a notice sent to a local or foreign buyer advising that shipment has gone forward and containing details of packing, routing, etc. A copy of the invoice is often enclosed and, if desired, a copy of the bill of lading.
a vessel of 70,000 to 119,000 DWT capacity. The largest tanker size in the AFRA (average freight rate assessment) tanker rate system.
toward the stern (back end) of a ship.
automatic gain control.
a tariff published by an agent on behalf of several carriers.
A person authorized to transact business for and in the name of another person or company.
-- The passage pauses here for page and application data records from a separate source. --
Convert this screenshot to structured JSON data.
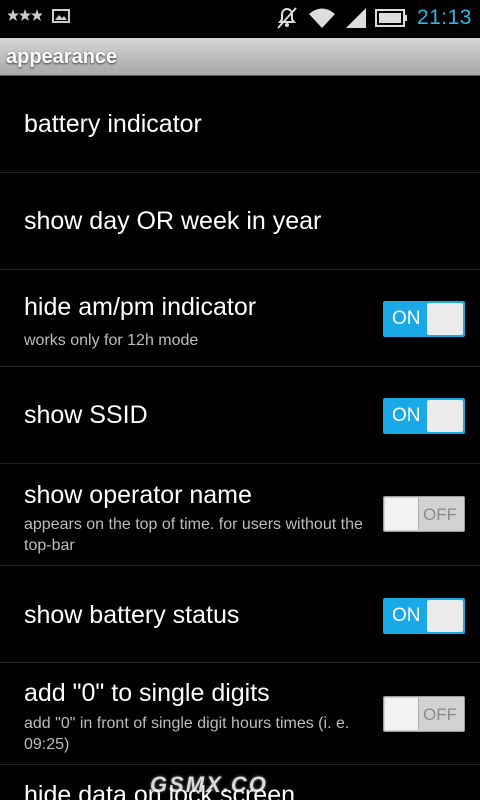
{
  "statusbar": {
    "left_icons": [
      "stars-notification-icon",
      "image-notification-icon"
    ],
    "right_icons": [
      "muted-bell-icon",
      "wifi-icon",
      "signal-icon",
      "battery-icon"
    ],
    "time": "21:13",
    "time_color": "#33b5e5"
  },
  "titlebar": {
    "title": "appearance"
  },
  "rows": [
    {
      "label": "battery indicator"
    },
    {
      "label": "show day OR week in year"
    },
    {
      "label": "hide am/pm indicator",
      "desc": "works only for 12h mode",
      "toggle": "ON",
      "state": true
    },
    {
      "label": "show SSID",
      "toggle": "ON",
      "state": true
    },
    {
      "label": "show operator name",
      "desc": "appears on the top of time. for users without the top-bar",
      "toggle": "OFF",
      "state": false
    },
    {
      "label": "show battery status",
      "toggle": "ON",
      "state": true
    },
    {
      "label": "add \"0\" to single digits",
      "desc": "add \"0\" in front of single digit hours times (i. e. 09:25)",
      "toggle": "OFF",
      "state": false
    },
    {
      "label": "hide data on lock screen"
    }
  ],
  "watermark": "GSMX.CO",
  "colors": {
    "accent": "#19a8e8",
    "background": "#000000"
  }
}
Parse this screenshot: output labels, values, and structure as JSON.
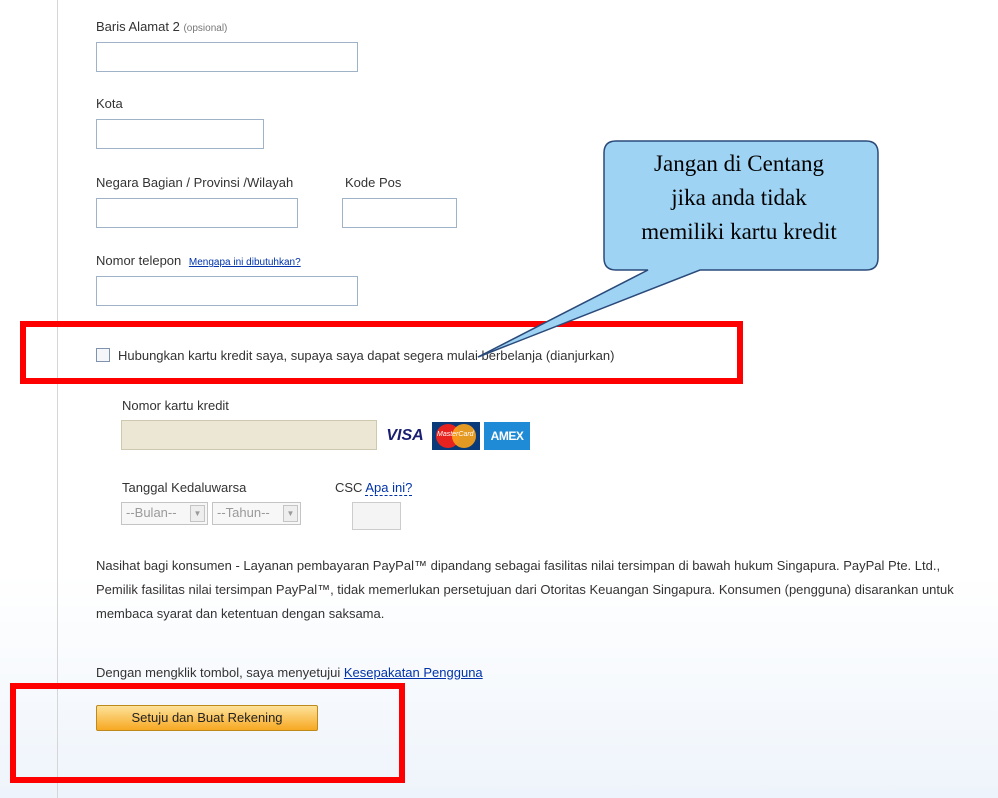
{
  "form": {
    "address2": {
      "label": "Baris Alamat 2",
      "optional": "(opsional)",
      "value": ""
    },
    "city": {
      "label": "Kota",
      "value": ""
    },
    "state": {
      "label": "Negara Bagian / Provinsi /Wilayah",
      "value": ""
    },
    "postal": {
      "label": "Kode Pos",
      "value": ""
    },
    "phone": {
      "label": "Nomor telepon",
      "help_link": "Mengapa ini dibutuhkan?",
      "value": ""
    },
    "link_card": {
      "label": "Hubungkan kartu kredit saya, supaya saya dapat segera mulai berbelanja (dianjurkan)",
      "checked": false
    },
    "card_number": {
      "label": "Nomor kartu kredit",
      "value": ""
    },
    "card_logos": {
      "visa": "VISA",
      "mastercard": "MasterCard",
      "amex": "AMEX"
    },
    "expiry": {
      "label": "Tanggal Kedaluwarsa",
      "month": "--Bulan--",
      "year": "--Tahun--"
    },
    "csc": {
      "label": "CSC",
      "help_link": "Apa ini?",
      "value": ""
    }
  },
  "disclaimer": "Nasihat bagi konsumen - Layanan pembayaran PayPal™ dipandang sebagai fasilitas nilai tersimpan di bawah hukum Singapura. PayPal Pte. Ltd., Pemilik fasilitas nilai tersimpan PayPal™, tidak memerlukan persetujuan dari Otoritas Keuangan Singapura. Konsumen (pengguna) disarankan untuk membaca syarat dan ketentuan dengan saksama.",
  "agreement": {
    "prefix": "Dengan mengklik tombol, saya menyetujui",
    "link": "Kesepakatan Pengguna"
  },
  "submit_label": "Setuju dan Buat Rekening",
  "callout": {
    "line1": "Jangan di Centang",
    "line2": "jika anda tidak",
    "line3": "memiliki kartu kredit",
    "fill": "#9fd3f4",
    "stroke": "#2a4a7a"
  },
  "highlight_color": "#ff0000"
}
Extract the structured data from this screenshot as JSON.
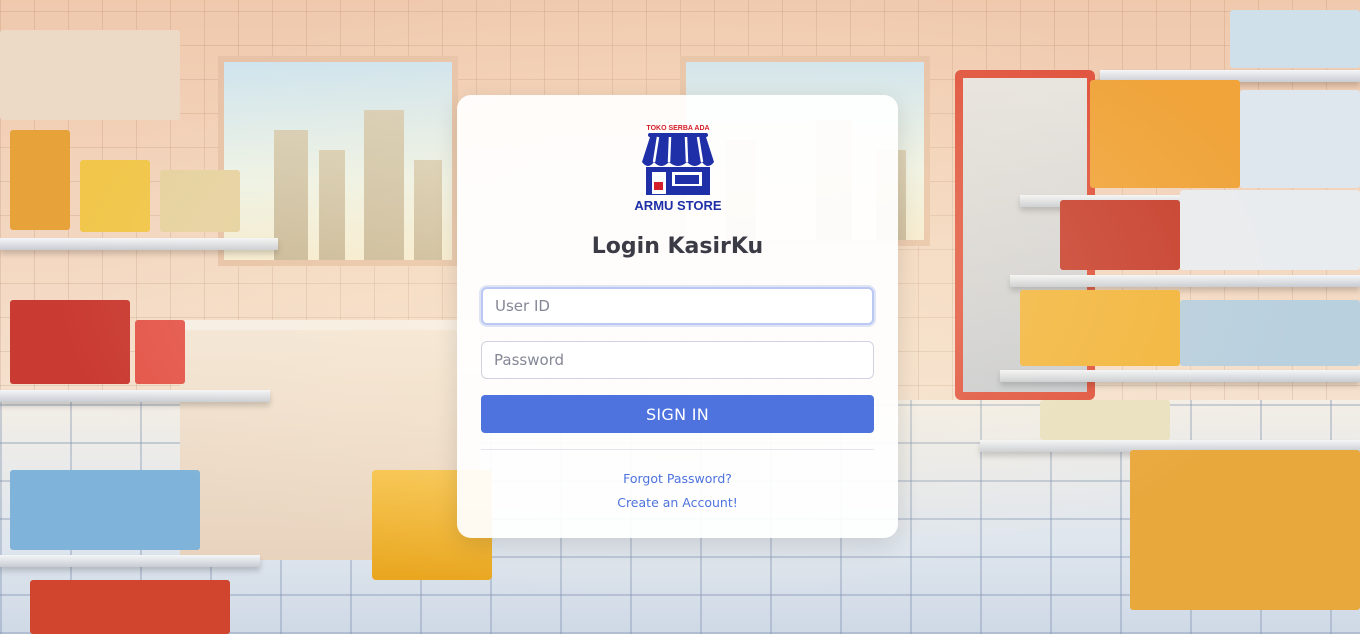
{
  "logo": {
    "tagline": "TOKO SERBA ADA",
    "name": "ARMU STORE",
    "colors": {
      "primary": "#1f2fa8",
      "accent": "#d4202b"
    }
  },
  "login": {
    "title": "Login KasirKu",
    "user_id_placeholder": "User ID",
    "password_placeholder": "Password",
    "sign_in_label": "SIGN IN",
    "forgot_password_label": "Forgot Password?",
    "create_account_label": "Create an Account!"
  },
  "theme": {
    "button_color": "#4e73df",
    "link_color": "#4e73df",
    "title_color": "#3a3b45"
  }
}
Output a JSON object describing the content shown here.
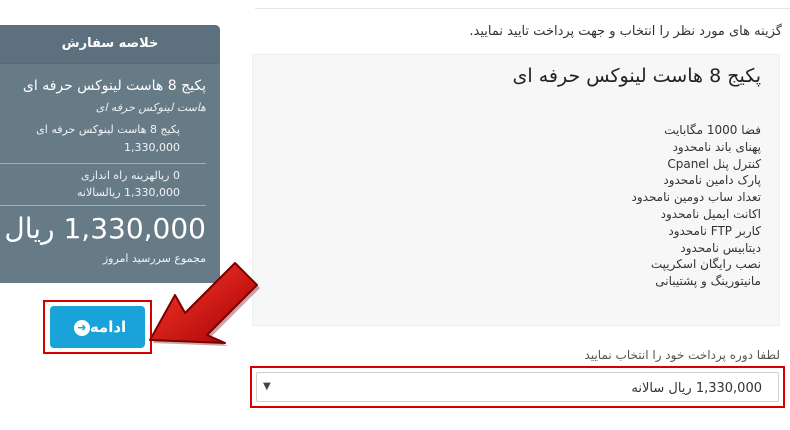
{
  "instructions": "گزینه های مورد نظر را انتخاب و جهت پرداخت تایید نمایید.",
  "product": {
    "title": "پکیج 8 هاست لینوکس حرفه ای",
    "features": [
      "فضا 1000 مگابایت",
      "پهنای باند نامحدود",
      "کنترل پنل Cpanel",
      "پارک دامین نامحدود",
      "تعداد ساب دومین نامحدود",
      "اکانت ایمیل نامحدود",
      "کاربر FTP نامحدود",
      "دیتابیس نامحدود",
      "نصب رایگان اسکریپت",
      "مانیتورینگ و پشتیبانی"
    ]
  },
  "billing": {
    "label": "لطفا دوره پرداخت خود را انتخاب نمایید",
    "selected": "1,330,000 ریال سالانه"
  },
  "summary": {
    "header": "خلاصه سفارش",
    "product_name": "پکیج 8 هاست لینوکس حرفه ای",
    "product_group": "هاست لینوکس حرفه ای",
    "line_item_name": "پکیج 8 هاست لینوکس حرفه ای",
    "line_item_price": "1,330,000",
    "setup_fee": "0 ریالهزینه راه اندازی",
    "annual": "1,330,000 ریالسالانه",
    "total": "1,330,000 ریال",
    "total_label": "مجموع سررسید امروز"
  },
  "continue_button": "ادامه",
  "colors": {
    "summary_bg": "#677b86",
    "button": "#1aa3d9",
    "highlight": "#d40000"
  }
}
Types of agents are:(1) brokers,(2) commission merchants,(3) resident buyers,(4) sales agents,(5) manufacturer’s representatives.
Numerous shipments from different shippers to one consignee that are consolidated and treated as a single consignment.
The value of a shipment agreed upon in order to secure a specific freight rate.
The weight prescribed by agreement between carrier and shipper for goods shipped in certain packages or in a certain number.
The forwarding agreement or carrying agreement between shipper and air carrier and is issued only in nonnegotiable form.
A unit load device (ULD) which links directly with the airplane cargo handling and restraint system.
Association Internationale de Signalisation Maritime (International Association of Lighthouse Authorities).
In The total price to move cargo from origin to destination, inclusive of all charges.
The striking by a moving vessel against a stationary object.
A term used to describe blocked space by airlines on behalf of forwarders/shippers.
a phrase referring to the side of a ship. Goods delivered “alongside” are to be placed on the dock or barge within reach of the transport ship’s tackle so that they can be loaded.
Privilege to use the rate producing the lowest charge.
ante meridian (before noon).
The temperature of a surrounding body. The ambient temperature of a container is the atmospheric temperature to which it is exposed,
B/L: B/L requiring updates that do not change financial status; this is slightly different from corrected B/L.
AMERICAN BUREAU OF SHIPPING U.S.
classification society which certifies seagoing vessels for compliance to standardized rules regarding construction and maintenance.
The U.S. Customs’ “Automated Manifest System.”
a tariff imposed to discourage sale of foreign goods, subsidized to sell at low prices detrimental to local manufacturers.
ANY QUANTITY (A.Q.)
Usually refers to a rating that applies to an article regardless of size or quantity.
APPARENT GOOD ORDER
When freight appears to be free of damage so far as a general survey can determine.
Determination of the dutiable value of imported merchandise by a Customs official who follows procedures outlined in their country’s tariff, such as the U.S. Tariff Act of 1930.
The warehouse or public stores to which samples of imported goods are taken to be inspected, analyzed, weighed, etc. by examiners or appraisers.
a stated amount over a fixed rate to one point to make a rate to another point.
automatic radar plotting aid.
a notification by carrier of ship’s arrival to the consignee, the “Notify Party,” and – when applicable – the “Also Notify Party.” These parties in interest are listed in blocks 3, 4 and 10, respectively, of the Bill of Lading.
anti-ship action message.
American Standards Committee X12 responsible for developing EDI standards for the United States.
Additional Secondary Phase Factor.
a term commonly used in connection with a bill of lading. It involves the transfer of rights, title and interest in order to assign goods by endorsing the bill of lading.14
ASTERN– BEHIND A VESSE
Move in a reverse direction.
Actual Time of Arrival, or Airport-To-Airport, or Air Transport Association of America.
Actual Time of Departure.
Any time Day or Night Sundays & Holidays Included. A chartering term referring to when a vessel will work.
A direction across the width of a vessel.
Australian Ships Reporting System.
AUTOMATED IDENTIFICATION SYSTEM (AIS)
It is a system used by ships and Vessel Traffic Service (VTS) principally for the identification and the locating of vessels. AIS provides a means for ships to electronically exchange ship data including: identification, position, course, and speed, with other nearby ships and VTS stations.
Same as 0.4535924277 kilograms.
Always within Institute Warranties Limits (Insurance purpose).